(Data about app and page elements)
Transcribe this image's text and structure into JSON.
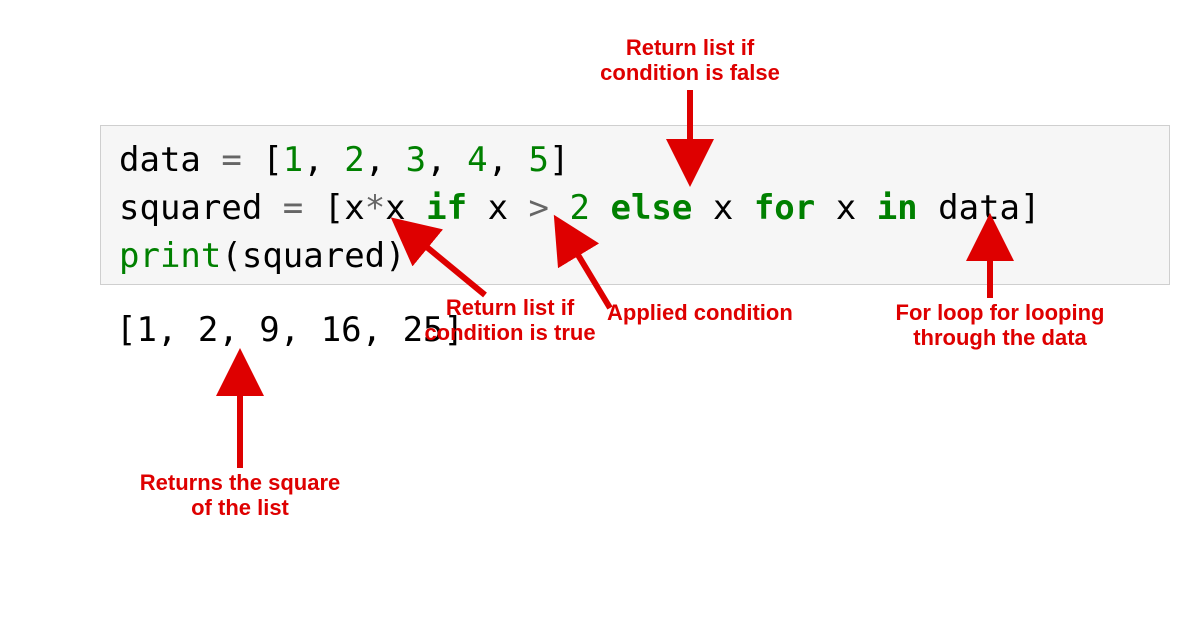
{
  "colors": {
    "annotation": "#de0000",
    "keyword": "#008000",
    "operator": "#666666",
    "number": "#008000",
    "text": "#000000",
    "code_bg": "#f6f6f6",
    "code_border": "#cfcfcf"
  },
  "code": {
    "line1": {
      "data": "data",
      "assign": " = ",
      "lbrack": "[",
      "n1": "1",
      "c1": ", ",
      "n2": "2",
      "c2": ", ",
      "n3": "3",
      "c3": ", ",
      "n4": "4",
      "c4": ", ",
      "n5": "5",
      "rbrack": "]"
    },
    "line2": {
      "squared": "squared",
      "assign": " = ",
      "lbrack": "[",
      "x1": "x",
      "star": "*",
      "x2": "x",
      "sp1": " ",
      "if": "if",
      "sp2": " ",
      "x3": "x",
      "sp3": " ",
      "gt": ">",
      "sp4": " ",
      "two": "2",
      "sp5": " ",
      "else": "else",
      "sp6": " ",
      "x4": "x",
      "sp7": " ",
      "for": "for",
      "sp8": " ",
      "x5": "x",
      "sp9": " ",
      "in": "in",
      "sp10": " ",
      "data": "data",
      "rbrack": "]"
    },
    "line3": {
      "print": "print",
      "lp": "(",
      "arg": "squared",
      "rp": ")"
    }
  },
  "output": "[1, 2, 9, 16, 25]",
  "annotations": {
    "return_false": "Return list if\ncondition is false",
    "return_true": "Return list if\ncondition is true",
    "applied_condition": "Applied condition",
    "for_loop": "For loop for looping\nthrough the data",
    "returns_square": "Returns the square\nof the list"
  }
}
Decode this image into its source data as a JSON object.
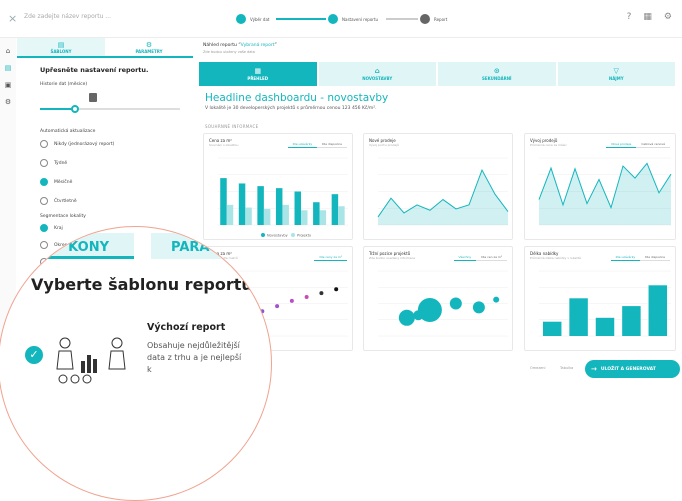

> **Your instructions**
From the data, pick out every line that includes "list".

> **Response area**
    "return_false": "Return list if\ncondition is false",
    "return_true": "Return list if\ncondition is true",
    "returns_square": "Returns the square\nof the list"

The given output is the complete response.